The Roundup excerpts from a Merc article (I'm too lazy to remember my log-in or re-register today) about Assembly Speaker Fabian Núñez getting "pummeled" this week over how he uses his campaign accounts. His sin? Traveling a bunch on not-the-state's-dime.
Oh dear. Let me raise my hackles. Nope, they aren't going up.
But what's the real sin here? That his "lavish spending contradict[s] the image he cultivated over the years as a champion for the working poor."
Does it really? Damn, I thought he was a role model for the working poor. And Pitzer grads. I see no contradiction in working to achieve a powerful position and then benefiting from the expanded world view to which one can be exposed in that position - if one takes advantage of those opportunities. And Núñez frames it best: 'I think the fundamental question here is, should I use campaign funds for trade missions and educational missions, or should I be using government money, or should I be using non-profit entities that sponsor trips like these?'

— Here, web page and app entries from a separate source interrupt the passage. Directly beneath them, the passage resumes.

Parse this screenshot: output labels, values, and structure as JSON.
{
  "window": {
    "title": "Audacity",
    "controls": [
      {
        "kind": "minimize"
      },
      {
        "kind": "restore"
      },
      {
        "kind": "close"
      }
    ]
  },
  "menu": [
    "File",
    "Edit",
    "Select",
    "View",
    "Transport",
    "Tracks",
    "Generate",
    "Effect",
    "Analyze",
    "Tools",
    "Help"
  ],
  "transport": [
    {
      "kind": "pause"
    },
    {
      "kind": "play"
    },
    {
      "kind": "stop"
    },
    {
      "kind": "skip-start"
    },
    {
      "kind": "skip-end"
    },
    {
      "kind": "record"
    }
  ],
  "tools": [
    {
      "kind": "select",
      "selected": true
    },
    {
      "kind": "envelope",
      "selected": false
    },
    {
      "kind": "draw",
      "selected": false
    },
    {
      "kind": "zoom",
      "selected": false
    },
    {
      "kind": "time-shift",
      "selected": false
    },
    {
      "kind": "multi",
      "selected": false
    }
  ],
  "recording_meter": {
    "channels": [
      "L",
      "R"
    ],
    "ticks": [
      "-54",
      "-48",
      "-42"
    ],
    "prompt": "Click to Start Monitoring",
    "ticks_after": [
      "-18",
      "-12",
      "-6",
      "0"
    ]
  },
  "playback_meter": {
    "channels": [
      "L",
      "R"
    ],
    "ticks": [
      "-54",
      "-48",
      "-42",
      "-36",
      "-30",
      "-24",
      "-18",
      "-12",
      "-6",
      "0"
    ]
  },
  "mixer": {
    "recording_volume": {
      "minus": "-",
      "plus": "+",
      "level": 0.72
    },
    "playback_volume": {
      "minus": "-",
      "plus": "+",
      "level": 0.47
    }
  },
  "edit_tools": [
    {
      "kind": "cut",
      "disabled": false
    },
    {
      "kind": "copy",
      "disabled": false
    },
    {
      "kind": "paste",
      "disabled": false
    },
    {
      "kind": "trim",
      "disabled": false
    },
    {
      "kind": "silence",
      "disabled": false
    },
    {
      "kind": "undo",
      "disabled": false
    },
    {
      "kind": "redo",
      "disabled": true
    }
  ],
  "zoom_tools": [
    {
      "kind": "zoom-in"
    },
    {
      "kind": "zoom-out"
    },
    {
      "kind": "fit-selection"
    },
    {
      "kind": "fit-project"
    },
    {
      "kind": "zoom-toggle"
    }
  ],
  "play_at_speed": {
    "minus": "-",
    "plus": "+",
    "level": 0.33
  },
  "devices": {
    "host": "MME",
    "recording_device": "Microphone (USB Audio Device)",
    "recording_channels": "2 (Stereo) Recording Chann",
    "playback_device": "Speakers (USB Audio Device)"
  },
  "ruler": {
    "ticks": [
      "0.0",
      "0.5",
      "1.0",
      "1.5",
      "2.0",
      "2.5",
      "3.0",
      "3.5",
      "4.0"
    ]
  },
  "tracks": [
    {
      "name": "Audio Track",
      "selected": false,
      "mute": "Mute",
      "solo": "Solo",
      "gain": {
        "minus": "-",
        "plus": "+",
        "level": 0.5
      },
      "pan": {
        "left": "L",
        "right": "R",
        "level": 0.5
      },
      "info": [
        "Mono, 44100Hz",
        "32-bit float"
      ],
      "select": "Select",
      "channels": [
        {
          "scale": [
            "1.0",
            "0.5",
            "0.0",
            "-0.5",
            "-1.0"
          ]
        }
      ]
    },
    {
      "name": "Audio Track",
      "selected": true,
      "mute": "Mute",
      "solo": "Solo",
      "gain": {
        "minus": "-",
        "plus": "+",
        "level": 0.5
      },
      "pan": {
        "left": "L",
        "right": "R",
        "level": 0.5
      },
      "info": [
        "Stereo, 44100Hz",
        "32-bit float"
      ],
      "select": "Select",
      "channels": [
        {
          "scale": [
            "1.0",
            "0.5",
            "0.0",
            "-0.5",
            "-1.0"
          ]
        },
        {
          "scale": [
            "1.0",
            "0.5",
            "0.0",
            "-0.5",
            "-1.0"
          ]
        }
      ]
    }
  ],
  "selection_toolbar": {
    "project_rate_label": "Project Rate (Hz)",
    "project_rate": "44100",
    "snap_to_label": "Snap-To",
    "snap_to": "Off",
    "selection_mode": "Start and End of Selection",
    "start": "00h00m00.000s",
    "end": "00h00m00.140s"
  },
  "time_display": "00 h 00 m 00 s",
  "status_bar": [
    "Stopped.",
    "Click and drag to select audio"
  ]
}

It's campaign funds he's using. Let's be clear about that. This is money other people just give him. Under the law, it's given with no strings attached. If donors don't like what he does with it, they can stop donating. If he were using taxpayer money, perhaps the bitching and moaning would be warranted. If sketchy outfits were sponsoring his travel, that would be, uh, sketchy.
It's the great American paradox, isn't it? We've got so many Americans living in or dangerously near poverty (a level that is laughably rigged to decrease the number of people who technically meet the requirement, while hiding others who need help badly), yet true tax reform probably won't happen because everyone believes they'll make the $800k or so per year needed to trigger the scary-scary tax consequences about which the rich howl. Hell, I want to make that much. I probably won't. But once someone makes money, makes a name, puts themselves in a better position than his parents - boom! - he's an out of touch richie who must be of lesser character for no longer living the hardknocks life we're all supposed to work our way out of. Clear? Yeah, that's what I thought.

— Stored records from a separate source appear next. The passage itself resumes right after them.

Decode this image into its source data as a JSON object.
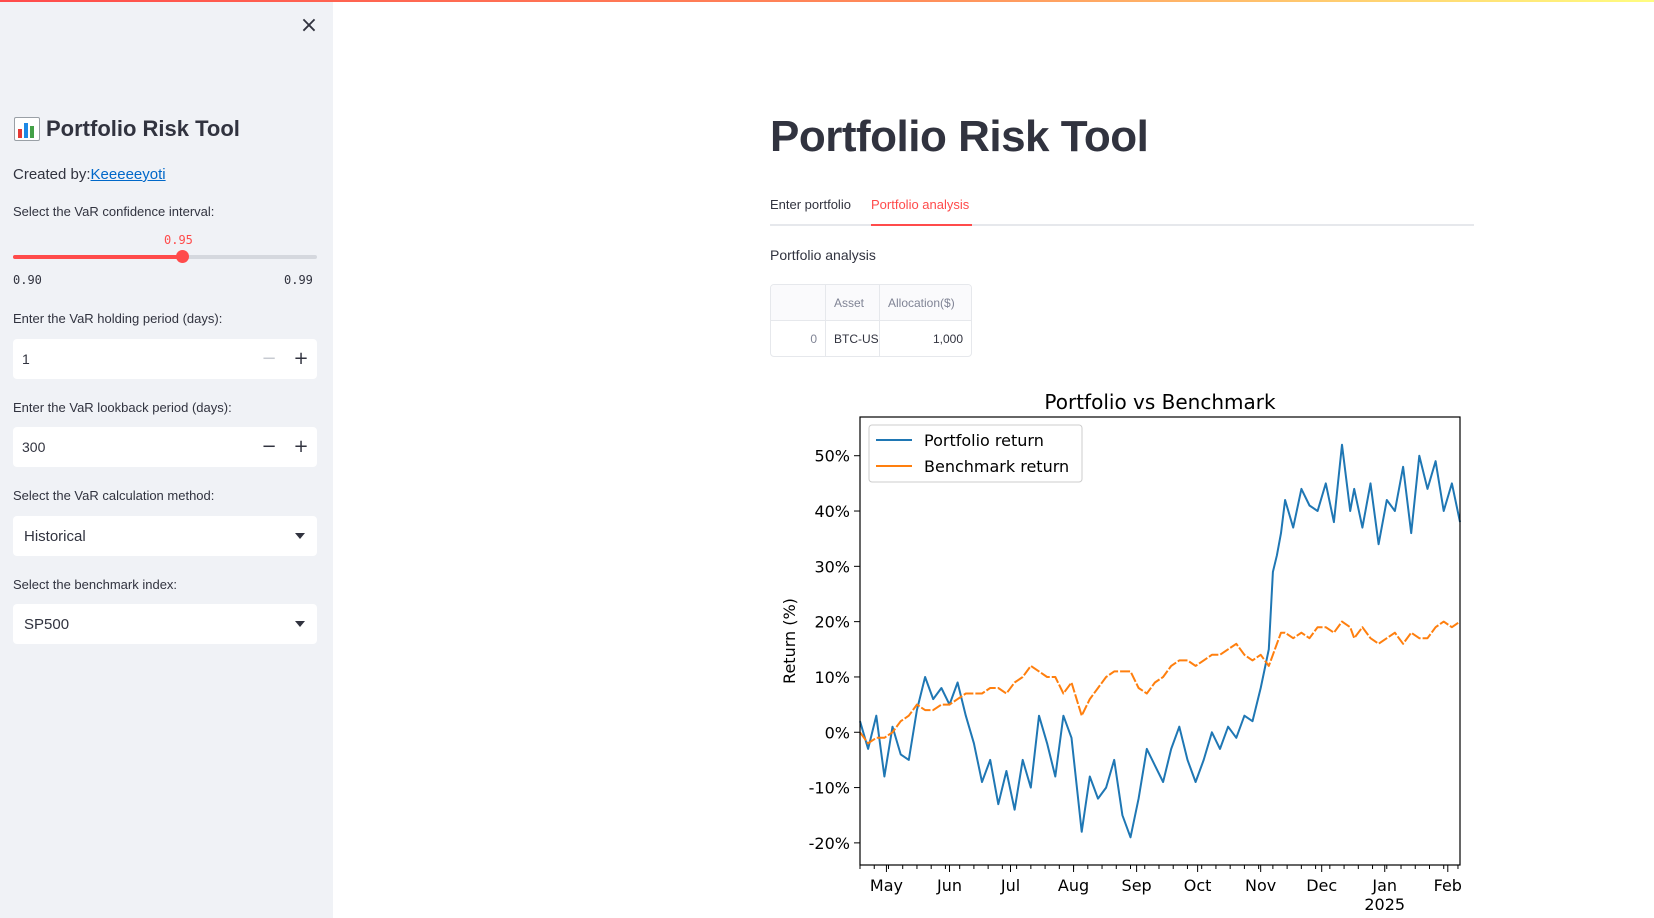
{
  "sidebar": {
    "close_glyph": "×",
    "title": "Portfolio Risk Tool",
    "created_prefix": "Created by:",
    "created_link": "Keeeeeyoti",
    "confidence": {
      "label": "Select the VaR confidence interval:",
      "value": "0.95",
      "min": "0.90",
      "max": "0.99",
      "fraction": 0.555
    },
    "holding": {
      "label": "Enter the VaR holding period (days):",
      "value": "1"
    },
    "lookback": {
      "label": "Enter the VaR lookback period (days):",
      "value": "300"
    },
    "method": {
      "label": "Select the VaR calculation method:",
      "value": "Historical"
    },
    "benchmark": {
      "label": "Select the benchmark index:",
      "value": "SP500"
    }
  },
  "main": {
    "title": "Portfolio Risk Tool",
    "tabs": [
      {
        "label": "Enter portfolio"
      },
      {
        "label": "Portfolio analysis"
      }
    ],
    "active_tab": 1,
    "section_label": "Portfolio analysis",
    "table": {
      "columns": [
        "",
        "Asset",
        "Allocation($)"
      ],
      "rows": [
        {
          "index": "0",
          "asset": "BTC-USD",
          "allocation": "1,000"
        }
      ]
    }
  },
  "colors": {
    "accent": "#ff4b4b",
    "link": "#0068c9",
    "portfolio": "#1f77b4",
    "benchmark": "#ff7f0e"
  },
  "chart_data": {
    "type": "line",
    "title": "Portfolio vs Benchmark",
    "xlabel": "",
    "ylabel": "Return (%)",
    "ylim": [
      -0.24,
      0.57
    ],
    "yticks": [
      -0.2,
      -0.1,
      0,
      0.1,
      0.2,
      0.3,
      0.4,
      0.5
    ],
    "ytick_labels": [
      "-20%",
      "-10%",
      "0%",
      "10%",
      "20%",
      "30%",
      "40%",
      "50%"
    ],
    "xlim": [
      "2024-04-18",
      "2025-02-07"
    ],
    "xticks": [
      "2024-05-01",
      "2024-06-01",
      "2024-07-01",
      "2024-08-01",
      "2024-09-01",
      "2024-10-01",
      "2024-11-01",
      "2024-12-01",
      "2025-01-01",
      "2025-02-01"
    ],
    "xtick_labels": [
      "May",
      "Jun",
      "Jul",
      "Aug",
      "Sep",
      "Oct",
      "Nov",
      "Dec",
      "Jan",
      "Feb"
    ],
    "xtick_sublabel": "2025",
    "legend": "upper-left",
    "grid": false,
    "series": [
      {
        "name": "Portfolio return",
        "x": [
          "2024-04-18",
          "2024-04-22",
          "2024-04-26",
          "2024-04-30",
          "2024-05-04",
          "2024-05-08",
          "2024-05-12",
          "2024-05-16",
          "2024-05-20",
          "2024-05-24",
          "2024-05-28",
          "2024-06-01",
          "2024-06-05",
          "2024-06-09",
          "2024-06-13",
          "2024-06-17",
          "2024-06-21",
          "2024-06-25",
          "2024-06-29",
          "2024-07-03",
          "2024-07-07",
          "2024-07-11",
          "2024-07-15",
          "2024-07-19",
          "2024-07-23",
          "2024-07-27",
          "2024-07-31",
          "2024-08-05",
          "2024-08-09",
          "2024-08-13",
          "2024-08-17",
          "2024-08-21",
          "2024-08-25",
          "2024-08-29",
          "2024-09-02",
          "2024-09-06",
          "2024-09-10",
          "2024-09-14",
          "2024-09-18",
          "2024-09-22",
          "2024-09-26",
          "2024-09-30",
          "2024-10-04",
          "2024-10-08",
          "2024-10-12",
          "2024-10-16",
          "2024-10-20",
          "2024-10-24",
          "2024-10-28",
          "2024-11-01",
          "2024-11-05",
          "2024-11-07",
          "2024-11-09",
          "2024-11-11",
          "2024-11-13",
          "2024-11-17",
          "2024-11-21",
          "2024-11-25",
          "2024-11-29",
          "2024-12-03",
          "2024-12-07",
          "2024-12-11",
          "2024-12-15",
          "2024-12-17",
          "2024-12-21",
          "2024-12-25",
          "2024-12-29",
          "2025-01-02",
          "2025-01-06",
          "2025-01-10",
          "2025-01-14",
          "2025-01-18",
          "2025-01-22",
          "2025-01-26",
          "2025-01-30",
          "2025-02-03",
          "2025-02-07"
        ],
        "values": [
          0.02,
          -0.03,
          0.03,
          -0.08,
          0.01,
          -0.04,
          -0.05,
          0.04,
          0.1,
          0.06,
          0.08,
          0.05,
          0.09,
          0.03,
          -0.02,
          -0.09,
          -0.05,
          -0.13,
          -0.07,
          -0.14,
          -0.05,
          -0.1,
          0.03,
          -0.02,
          -0.08,
          0.03,
          -0.01,
          -0.18,
          -0.08,
          -0.12,
          -0.1,
          -0.05,
          -0.15,
          -0.19,
          -0.12,
          -0.03,
          -0.06,
          -0.09,
          -0.03,
          0.01,
          -0.05,
          -0.09,
          -0.05,
          0.0,
          -0.03,
          0.01,
          -0.01,
          0.03,
          0.02,
          0.08,
          0.15,
          0.29,
          0.32,
          0.36,
          0.42,
          0.37,
          0.44,
          0.41,
          0.4,
          0.45,
          0.38,
          0.52,
          0.4,
          0.44,
          0.37,
          0.45,
          0.34,
          0.42,
          0.4,
          0.48,
          0.36,
          0.5,
          0.44,
          0.49,
          0.4,
          0.45,
          0.38
        ]
      },
      {
        "name": "Benchmark return",
        "x": [
          "2024-04-18",
          "2024-04-22",
          "2024-04-26",
          "2024-04-30",
          "2024-05-04",
          "2024-05-08",
          "2024-05-12",
          "2024-05-16",
          "2024-05-20",
          "2024-05-24",
          "2024-05-28",
          "2024-06-01",
          "2024-06-05",
          "2024-06-09",
          "2024-06-13",
          "2024-06-17",
          "2024-06-21",
          "2024-06-25",
          "2024-06-29",
          "2024-07-03",
          "2024-07-07",
          "2024-07-11",
          "2024-07-15",
          "2024-07-19",
          "2024-07-23",
          "2024-07-27",
          "2024-07-31",
          "2024-08-05",
          "2024-08-09",
          "2024-08-13",
          "2024-08-17",
          "2024-08-21",
          "2024-08-25",
          "2024-08-29",
          "2024-09-02",
          "2024-09-06",
          "2024-09-10",
          "2024-09-14",
          "2024-09-18",
          "2024-09-22",
          "2024-09-26",
          "2024-09-30",
          "2024-10-04",
          "2024-10-08",
          "2024-10-12",
          "2024-10-16",
          "2024-10-20",
          "2024-10-24",
          "2024-10-28",
          "2024-11-01",
          "2024-11-05",
          "2024-11-07",
          "2024-11-09",
          "2024-11-11",
          "2024-11-13",
          "2024-11-17",
          "2024-11-21",
          "2024-11-25",
          "2024-11-29",
          "2024-12-03",
          "2024-12-07",
          "2024-12-11",
          "2024-12-15",
          "2024-12-17",
          "2024-12-21",
          "2024-12-25",
          "2024-12-29",
          "2025-01-02",
          "2025-01-06",
          "2025-01-10",
          "2025-01-14",
          "2025-01-18",
          "2025-01-22",
          "2025-01-26",
          "2025-01-30",
          "2025-02-03",
          "2025-02-07"
        ],
        "values": [
          0.0,
          -0.02,
          -0.01,
          -0.01,
          0.0,
          0.02,
          0.03,
          0.05,
          0.04,
          0.04,
          0.05,
          0.05,
          0.06,
          0.07,
          0.07,
          0.07,
          0.08,
          0.08,
          0.07,
          0.09,
          0.1,
          0.12,
          0.11,
          0.1,
          0.1,
          0.07,
          0.09,
          0.03,
          0.06,
          0.08,
          0.1,
          0.11,
          0.11,
          0.11,
          0.08,
          0.07,
          0.09,
          0.1,
          0.12,
          0.13,
          0.13,
          0.12,
          0.13,
          0.14,
          0.14,
          0.15,
          0.16,
          0.14,
          0.13,
          0.14,
          0.12,
          0.14,
          0.16,
          0.18,
          0.18,
          0.17,
          0.18,
          0.17,
          0.19,
          0.19,
          0.18,
          0.2,
          0.19,
          0.17,
          0.19,
          0.17,
          0.16,
          0.17,
          0.18,
          0.16,
          0.18,
          0.17,
          0.17,
          0.19,
          0.2,
          0.19,
          0.2
        ]
      }
    ]
  }
}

Anyway - give the guy a break. He's one of the most effective politicians this state has seen in a LONG time. Don't beat him up because it's an otherwise slow news week.